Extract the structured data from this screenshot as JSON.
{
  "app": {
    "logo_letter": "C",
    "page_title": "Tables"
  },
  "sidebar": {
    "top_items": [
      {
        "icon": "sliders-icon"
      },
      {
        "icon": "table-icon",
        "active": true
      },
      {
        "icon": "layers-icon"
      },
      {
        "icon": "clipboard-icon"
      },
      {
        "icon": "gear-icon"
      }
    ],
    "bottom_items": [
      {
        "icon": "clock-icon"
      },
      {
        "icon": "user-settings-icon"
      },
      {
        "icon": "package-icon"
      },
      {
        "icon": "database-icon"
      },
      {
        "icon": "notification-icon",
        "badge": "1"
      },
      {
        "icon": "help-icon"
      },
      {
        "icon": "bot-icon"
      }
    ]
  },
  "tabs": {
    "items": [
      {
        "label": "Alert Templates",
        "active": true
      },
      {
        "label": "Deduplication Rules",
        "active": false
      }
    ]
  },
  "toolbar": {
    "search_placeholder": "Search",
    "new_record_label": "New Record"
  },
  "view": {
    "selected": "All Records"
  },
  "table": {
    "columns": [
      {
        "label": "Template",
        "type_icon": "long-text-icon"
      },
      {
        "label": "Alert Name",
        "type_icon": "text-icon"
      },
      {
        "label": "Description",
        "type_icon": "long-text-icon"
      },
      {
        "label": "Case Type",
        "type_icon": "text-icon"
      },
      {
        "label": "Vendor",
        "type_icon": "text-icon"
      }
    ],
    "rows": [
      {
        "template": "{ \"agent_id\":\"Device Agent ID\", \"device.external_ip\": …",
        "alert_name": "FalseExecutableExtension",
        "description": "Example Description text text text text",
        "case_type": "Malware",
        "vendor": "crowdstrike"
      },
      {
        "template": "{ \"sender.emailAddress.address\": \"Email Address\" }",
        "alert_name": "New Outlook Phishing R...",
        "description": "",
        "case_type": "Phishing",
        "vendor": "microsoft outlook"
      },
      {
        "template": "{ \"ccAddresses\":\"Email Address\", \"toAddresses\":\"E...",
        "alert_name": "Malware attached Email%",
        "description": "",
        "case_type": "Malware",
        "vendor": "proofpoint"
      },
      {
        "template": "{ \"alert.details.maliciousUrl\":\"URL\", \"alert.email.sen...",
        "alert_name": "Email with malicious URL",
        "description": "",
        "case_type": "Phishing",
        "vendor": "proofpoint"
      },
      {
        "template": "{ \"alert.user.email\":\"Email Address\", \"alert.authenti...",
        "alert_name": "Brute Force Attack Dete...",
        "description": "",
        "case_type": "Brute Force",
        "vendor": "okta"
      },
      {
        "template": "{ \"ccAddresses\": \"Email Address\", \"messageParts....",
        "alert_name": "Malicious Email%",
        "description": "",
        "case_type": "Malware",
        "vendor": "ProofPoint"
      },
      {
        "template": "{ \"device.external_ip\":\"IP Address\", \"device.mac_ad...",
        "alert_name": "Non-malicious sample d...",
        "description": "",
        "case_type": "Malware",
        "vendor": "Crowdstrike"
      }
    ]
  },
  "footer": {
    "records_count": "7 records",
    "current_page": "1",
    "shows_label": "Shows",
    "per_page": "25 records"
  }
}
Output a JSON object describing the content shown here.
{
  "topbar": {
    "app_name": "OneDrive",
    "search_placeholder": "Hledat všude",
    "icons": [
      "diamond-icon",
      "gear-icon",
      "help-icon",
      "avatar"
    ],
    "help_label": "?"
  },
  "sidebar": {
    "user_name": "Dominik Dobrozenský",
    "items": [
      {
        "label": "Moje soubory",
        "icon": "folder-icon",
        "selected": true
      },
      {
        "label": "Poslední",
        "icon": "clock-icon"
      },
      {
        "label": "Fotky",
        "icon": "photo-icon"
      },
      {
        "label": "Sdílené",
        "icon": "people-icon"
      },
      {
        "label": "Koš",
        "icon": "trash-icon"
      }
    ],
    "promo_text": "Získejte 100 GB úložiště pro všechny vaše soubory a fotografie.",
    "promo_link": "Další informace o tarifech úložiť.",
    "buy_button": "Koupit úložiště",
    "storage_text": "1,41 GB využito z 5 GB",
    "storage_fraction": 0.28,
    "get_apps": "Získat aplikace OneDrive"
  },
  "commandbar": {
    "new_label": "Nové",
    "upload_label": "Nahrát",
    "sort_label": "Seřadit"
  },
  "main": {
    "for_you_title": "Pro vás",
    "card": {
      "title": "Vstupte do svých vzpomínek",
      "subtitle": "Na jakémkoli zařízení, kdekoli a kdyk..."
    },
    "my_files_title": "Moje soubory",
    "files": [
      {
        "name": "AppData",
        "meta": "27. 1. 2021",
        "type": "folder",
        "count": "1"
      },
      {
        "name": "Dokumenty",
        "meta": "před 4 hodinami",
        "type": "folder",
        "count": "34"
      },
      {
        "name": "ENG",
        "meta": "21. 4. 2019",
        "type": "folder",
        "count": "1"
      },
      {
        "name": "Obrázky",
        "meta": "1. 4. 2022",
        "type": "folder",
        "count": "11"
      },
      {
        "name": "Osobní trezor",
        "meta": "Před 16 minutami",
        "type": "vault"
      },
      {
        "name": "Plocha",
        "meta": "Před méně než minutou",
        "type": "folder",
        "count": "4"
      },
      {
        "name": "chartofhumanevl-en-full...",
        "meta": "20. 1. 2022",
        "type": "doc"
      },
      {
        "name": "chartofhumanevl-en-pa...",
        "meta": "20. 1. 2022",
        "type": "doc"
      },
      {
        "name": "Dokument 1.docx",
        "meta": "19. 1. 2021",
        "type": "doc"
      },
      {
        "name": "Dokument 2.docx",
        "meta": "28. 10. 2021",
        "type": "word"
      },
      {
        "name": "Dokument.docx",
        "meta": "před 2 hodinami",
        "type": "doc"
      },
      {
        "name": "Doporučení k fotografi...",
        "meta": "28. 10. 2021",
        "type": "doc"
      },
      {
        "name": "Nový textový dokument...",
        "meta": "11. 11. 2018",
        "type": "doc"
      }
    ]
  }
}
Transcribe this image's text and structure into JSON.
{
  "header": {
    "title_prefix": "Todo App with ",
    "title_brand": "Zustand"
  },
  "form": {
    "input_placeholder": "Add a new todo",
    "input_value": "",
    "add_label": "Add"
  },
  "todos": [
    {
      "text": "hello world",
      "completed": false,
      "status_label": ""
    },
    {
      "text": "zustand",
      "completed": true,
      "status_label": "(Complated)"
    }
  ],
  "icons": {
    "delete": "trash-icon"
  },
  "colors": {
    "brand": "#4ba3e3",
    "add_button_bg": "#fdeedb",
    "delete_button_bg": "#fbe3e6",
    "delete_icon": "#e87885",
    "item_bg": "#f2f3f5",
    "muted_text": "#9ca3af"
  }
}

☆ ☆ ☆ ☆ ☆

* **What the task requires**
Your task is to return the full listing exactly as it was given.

* **Task response**
Extract the structured data from this screenshot as JSON.
{
  "app": {
    "logo_letter": "C",
    "page_title": "Tables"
  },
  "sidebar": {
    "top_items": [
      {
        "icon": "sliders-icon"
      },
      {
        "icon": "table-icon",
        "active": true
      },
      {
        "icon": "layers-icon"
      },
      {
        "icon": "clipboard-icon"
      },
      {
        "icon": "gear-icon"
      }
    ],
    "bottom_items": [
      {
        "icon": "clock-icon"
      },
      {
        "icon": "user-settings-icon"
      },
      {
        "icon": "package-icon"
      },
      {
        "icon": "database-icon"
      },
      {
        "icon": "notification-icon",
        "badge": "1"
      },
      {
        "icon": "help-icon"
      },
      {
        "icon": "bot-icon"
      }
    ]
  },
  "tabs": {
    "items": [
      {
        "label": "Alert Templates",
        "active": true
      },
      {
        "label": "Deduplication Rules",
        "active": false
      }
    ]
  },
  "toolbar": {
    "search_placeholder": "Search",
    "new_record_label": "New Record"
  },
  "view": {
    "selected": "All Records"
  },
  "table": {
    "columns": [
      {
        "label": "Template",
        "type_icon": "long-text-icon"
      },
      {
        "label": "Alert Name",
        "type_icon": "text-icon"
      },
      {
        "label": "Description",
        "type_icon": "long-text-icon"
      },
      {
        "label": "Case Type",
        "type_icon": "text-icon"
      },
      {
        "label": "Vendor",
        "type_icon": "text-icon"
      }
    ],
    "rows": [
      {
        "template": "{ \"agent_id\":\"Device Agent ID\", \"device.external_ip\": …",
        "alert_name": "FalseExecutableExtension",
        "description": "Example Description text text text text",
        "case_type": "Malware",
        "vendor": "crowdstrike"
      },
      {
        "template": "{ \"sender.emailAddress.address\": \"Email Address\" }",
        "alert_name": "New Outlook Phishing R...",
        "description": "",
        "case_type": "Phishing",
        "vendor": "microsoft outlook"
      },
      {
        "template": "{ \"ccAddresses\":\"Email Address\", \"toAddresses\":\"E...",
        "alert_name": "Malware attached Email%",
        "description": "",
        "case_type": "Malware",
        "vendor": "proofpoint"
      },
      {
        "template": "{ \"alert.details.maliciousUrl\":\"URL\", \"alert.email.sen...",
        "alert_name": "Email with malicious URL",
        "description": "",
        "case_type": "Phishing",
        "vendor": "proofpoint"
      },
      {
        "template": "{ \"alert.user.email\":\"Email Address\", \"alert.authenti...",
        "alert_name": "Brute Force Attack Dete...",
        "description": "",
        "case_type": "Brute Force",
        "vendor": "okta"
      },
      {
        "template": "{ \"ccAddresses\": \"Email Address\", \"messageParts....",
        "alert_name": "Malicious Email%",
        "description": "",
        "case_type": "Malware",
        "vendor": "ProofPoint"
      },
      {
        "template": "{ \"device.external_ip\":\"IP Address\", \"device.mac_ad...",
        "alert_name": "Non-malicious sample d...",
        "description": "",
        "case_type": "Malware",
        "vendor": "Crowdstrike"
      }
    ]
  },
  "footer": {
    "records_count": "7 records",
    "current_page": "1",
    "shows_label": "Shows",
    "per_page": "25 records"
  }
}
Output a JSON object describing the content shown here.
{
  "topbar": {
    "app_name": "OneDrive",
    "search_placeholder": "Hledat všude",
    "icons": [
      "diamond-icon",
      "gear-icon",
      "help-icon",
      "avatar"
    ],
    "help_label": "?"
  },
  "sidebar": {
    "user_name": "Dominik Dobrozenský",
    "items": [
      {
        "label": "Moje soubory",
        "icon": "folder-icon",
        "selected": true
      },
      {
        "label": "Poslední",
        "icon": "clock-icon"
      },
      {
        "label": "Fotky",
        "icon": "photo-icon"
      },
      {
        "label": "Sdílené",
        "icon": "people-icon"
      },
      {
        "label": "Koš",
        "icon": "trash-icon"
      }
    ],
    "promo_text": "Získejte 100 GB úložiště pro všechny vaše soubory a fotografie.",
    "promo_link": "Další informace o tarifech úložiť.",
    "buy_button": "Koupit úložiště",
    "storage_text": "1,41 GB využito z 5 GB",
    "storage_fraction": 0.28,
    "get_apps": "Získat aplikace OneDrive"
  },
  "commandbar": {
    "new_label": "Nové",
    "upload_label": "Nahrát",
    "sort_label": "Seřadit"
  },
  "main": {
    "for_you_title": "Pro vás",
    "card": {
      "title": "Vstupte do svých vzpomínek",
      "subtitle": "Na jakémkoli zařízení, kdekoli a kdyk..."
    },
    "my_files_title": "Moje soubory",
    "files": [
      {
        "name": "AppData",
        "meta": "27. 1. 2021",
        "type": "folder",
        "count": "1"
      },
      {
        "name": "Dokumenty",
        "meta": "před 4 hodinami",
        "type": "folder",
        "count": "34"
      },
      {
        "name": "ENG",
        "meta": "21. 4. 2019",
        "type": "folder",
        "count": "1"
      },
      {
        "name": "Obrázky",
        "meta": "1. 4. 2022",
        "type": "folder",
        "count": "11"
      },
      {
        "name": "Osobní trezor",
        "meta": "Před 16 minutami",
        "type": "vault"
      },
      {
        "name": "Plocha",
        "meta": "Před méně než minutou",
        "type": "folder",
        "count": "4"
      },
      {
        "name": "chartofhumanevl-en-full...",
        "meta": "20. 1. 2022",
        "type": "doc"
      },
      {
        "name": "chartofhumanevl-en-pa...",
        "meta": "20. 1. 2022",
        "type": "doc"
      },
      {
        "name": "Dokument 1.docx",
        "meta": "19. 1. 2021",
        "type": "doc"
      },
      {
        "name": "Dokument 2.docx",
        "meta": "28. 10. 2021",
        "type": "word"
      },
      {
        "name": "Dokument.docx",
        "meta": "před 2 hodinami",
        "type": "doc"
      },
      {
        "name": "Doporučení k fotografi...",
        "meta": "28. 10. 2021",
        "type": "doc"
      },
      {
        "name": "Nový textový dokument...",
        "meta": "11. 11. 2018",
        "type": "doc"
      }
    ]
  }
}
Transcribe this image's text and structure into JSON.
{
  "header": {
    "title_prefix": "Todo App with ",
    "title_brand": "Zustand"
  },
  "form": {
    "input_placeholder": "Add a new todo",
    "input_value": "",
    "add_label": "Add"
  },
  "todos": [
    {
      "text": "hello world",
      "completed": false,
      "status_label": ""
    },
    {
      "text": "zustand",
      "completed": true,
      "status_label": "(Complated)"
    }
  ],
  "icons": {
    "delete": "trash-icon"
  },
  "colors": {
    "brand": "#4ba3e3",
    "add_button_bg": "#fdeedb",
    "delete_button_bg": "#fbe3e6",
    "delete_icon": "#e87885",
    "item_bg": "#f2f3f5",
    "muted_text": "#9ca3af"
  }
}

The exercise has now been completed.